■ **REQUIRED WORK**: Please return the entries, omitting and altering nothing.

■ **RECORDS TO PROCESS**:
----------

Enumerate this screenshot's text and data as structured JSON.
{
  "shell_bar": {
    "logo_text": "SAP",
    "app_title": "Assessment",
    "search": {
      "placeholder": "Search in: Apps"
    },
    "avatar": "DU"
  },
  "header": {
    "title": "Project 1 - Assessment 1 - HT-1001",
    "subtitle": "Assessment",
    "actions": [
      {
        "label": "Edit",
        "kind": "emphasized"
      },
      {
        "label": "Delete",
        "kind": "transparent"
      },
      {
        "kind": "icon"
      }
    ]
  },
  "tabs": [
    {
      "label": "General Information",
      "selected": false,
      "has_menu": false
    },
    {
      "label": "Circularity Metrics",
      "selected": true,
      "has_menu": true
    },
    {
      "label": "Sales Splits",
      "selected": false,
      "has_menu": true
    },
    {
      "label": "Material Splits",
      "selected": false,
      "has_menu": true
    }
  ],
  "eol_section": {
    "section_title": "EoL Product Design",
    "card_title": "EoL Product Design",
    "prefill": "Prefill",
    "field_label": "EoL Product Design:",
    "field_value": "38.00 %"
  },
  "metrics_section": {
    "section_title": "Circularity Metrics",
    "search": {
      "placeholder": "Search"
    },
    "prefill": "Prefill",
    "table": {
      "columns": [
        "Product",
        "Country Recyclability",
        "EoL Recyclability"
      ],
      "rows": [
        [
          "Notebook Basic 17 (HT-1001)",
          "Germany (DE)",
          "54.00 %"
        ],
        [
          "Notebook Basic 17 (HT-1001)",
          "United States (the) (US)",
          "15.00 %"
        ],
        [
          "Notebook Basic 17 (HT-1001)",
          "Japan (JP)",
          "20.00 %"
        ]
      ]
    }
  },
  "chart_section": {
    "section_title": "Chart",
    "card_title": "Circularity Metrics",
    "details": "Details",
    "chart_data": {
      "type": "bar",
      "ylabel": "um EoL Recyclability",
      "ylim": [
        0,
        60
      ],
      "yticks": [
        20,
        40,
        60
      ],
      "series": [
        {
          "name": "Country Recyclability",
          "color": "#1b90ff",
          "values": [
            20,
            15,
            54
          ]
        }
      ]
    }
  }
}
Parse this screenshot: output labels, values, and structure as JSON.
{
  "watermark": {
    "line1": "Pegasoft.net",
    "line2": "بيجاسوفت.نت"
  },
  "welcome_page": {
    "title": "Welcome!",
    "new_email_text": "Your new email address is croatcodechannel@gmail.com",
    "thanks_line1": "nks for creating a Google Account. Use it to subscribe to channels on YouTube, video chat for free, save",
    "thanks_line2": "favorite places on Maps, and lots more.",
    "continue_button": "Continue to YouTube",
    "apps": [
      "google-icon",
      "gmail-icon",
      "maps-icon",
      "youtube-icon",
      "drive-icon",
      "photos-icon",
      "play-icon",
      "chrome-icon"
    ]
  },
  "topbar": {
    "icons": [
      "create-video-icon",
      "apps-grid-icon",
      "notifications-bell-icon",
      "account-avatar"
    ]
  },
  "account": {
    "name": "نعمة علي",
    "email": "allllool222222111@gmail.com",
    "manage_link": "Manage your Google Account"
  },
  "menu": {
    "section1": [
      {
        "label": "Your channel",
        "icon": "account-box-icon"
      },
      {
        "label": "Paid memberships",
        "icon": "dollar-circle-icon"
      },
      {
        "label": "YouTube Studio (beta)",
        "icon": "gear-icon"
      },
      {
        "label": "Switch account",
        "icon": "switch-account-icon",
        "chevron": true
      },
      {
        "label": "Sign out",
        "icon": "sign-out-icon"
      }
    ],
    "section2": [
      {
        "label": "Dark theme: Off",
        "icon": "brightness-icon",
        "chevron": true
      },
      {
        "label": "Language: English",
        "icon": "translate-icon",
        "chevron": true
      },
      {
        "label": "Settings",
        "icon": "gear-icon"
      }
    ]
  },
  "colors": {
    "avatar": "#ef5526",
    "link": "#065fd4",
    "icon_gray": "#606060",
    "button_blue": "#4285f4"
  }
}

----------

■ **PROBLEM SOLUTION**:
Enumerate this screenshot's text and data as structured JSON.
{
  "shell_bar": {
    "logo_text": "SAP",
    "app_title": "Assessment",
    "search": {
      "placeholder": "Search in: Apps"
    },
    "avatar": "DU"
  },
  "header": {
    "title": "Project 1 - Assessment 1 - HT-1001",
    "subtitle": "Assessment",
    "actions": [
      {
        "label": "Edit",
        "kind": "emphasized"
      },
      {
        "label": "Delete",
        "kind": "transparent"
      },
      {
        "kind": "icon"
      }
    ]
  },
  "tabs": [
    {
      "label": "General Information",
      "selected": false,
      "has_menu": false
    },
    {
      "label": "Circularity Metrics",
      "selected": true,
      "has_menu": true
    },
    {
      "label": "Sales Splits",
      "selected": false,
      "has_menu": true
    },
    {
      "label": "Material Splits",
      "selected": false,
      "has_menu": true
    }
  ],
  "eol_section": {
    "section_title": "EoL Product Design",
    "card_title": "EoL Product Design",
    "prefill": "Prefill",
    "field_label": "EoL Product Design:",
    "field_value": "38.00 %"
  },
  "metrics_section": {
    "section_title": "Circularity Metrics",
    "search": {
      "placeholder": "Search"
    },
    "prefill": "Prefill",
    "table": {
      "columns": [
        "Product",
        "Country Recyclability",
        "EoL Recyclability"
      ],
      "rows": [
        [
          "Notebook Basic 17 (HT-1001)",
          "Germany (DE)",
          "54.00 %"
        ],
        [
          "Notebook Basic 17 (HT-1001)",
          "United States (the) (US)",
          "15.00 %"
        ],
        [
          "Notebook Basic 17 (HT-1001)",
          "Japan (JP)",
          "20.00 %"
        ]
      ]
    }
  },
  "chart_section": {
    "section_title": "Chart",
    "card_title": "Circularity Metrics",
    "details": "Details",
    "chart_data": {
      "type": "bar",
      "ylabel": "um EoL Recyclability",
      "ylim": [
        0,
        60
      ],
      "yticks": [
        20,
        40,
        60
      ],
      "series": [
        {
          "name": "Country Recyclability",
          "color": "#1b90ff",
          "values": [
            20,
            15,
            54
          ]
        }
      ]
    }
  }
}
Parse this screenshot: output labels, values, and structure as JSON.
{
  "watermark": {
    "line1": "Pegasoft.net",
    "line2": "بيجاسوفت.نت"
  },
  "welcome_page": {
    "title": "Welcome!",
    "new_email_text": "Your new email address is croatcodechannel@gmail.com",
    "thanks_line1": "nks for creating a Google Account. Use it to subscribe to channels on YouTube, video chat for free, save",
    "thanks_line2": "favorite places on Maps, and lots more.",
    "continue_button": "Continue to YouTube",
    "apps": [
      "google-icon",
      "gmail-icon",
      "maps-icon",
      "youtube-icon",
      "drive-icon",
      "photos-icon",
      "play-icon",
      "chrome-icon"
    ]
  },
  "topbar": {
    "icons": [
      "create-video-icon",
      "apps-grid-icon",
      "notifications-bell-icon",
      "account-avatar"
    ]
  },
  "account": {
    "name": "نعمة علي",
    "email": "allllool222222111@gmail.com",
    "manage_link": "Manage your Google Account"
  },
  "menu": {
    "section1": [
      {
        "label": "Your channel",
        "icon": "account-box-icon"
      },
      {
        "label": "Paid memberships",
        "icon": "dollar-circle-icon"
      },
      {
        "label": "YouTube Studio (beta)",
        "icon": "gear-icon"
      },
      {
        "label": "Switch account",
        "icon": "switch-account-icon",
        "chevron": true
      },
      {
        "label": "Sign out",
        "icon": "sign-out-icon"
      }
    ],
    "section2": [
      {
        "label": "Dark theme: Off",
        "icon": "brightness-icon",
        "chevron": true
      },
      {
        "label": "Language: English",
        "icon": "translate-icon",
        "chevron": true
      },
      {
        "label": "Settings",
        "icon": "gear-icon"
      }
    ]
  },
  "colors": {
    "avatar": "#ef5526",
    "link": "#065fd4",
    "icon_gray": "#606060",
    "button_blue": "#4285f4"
  }
}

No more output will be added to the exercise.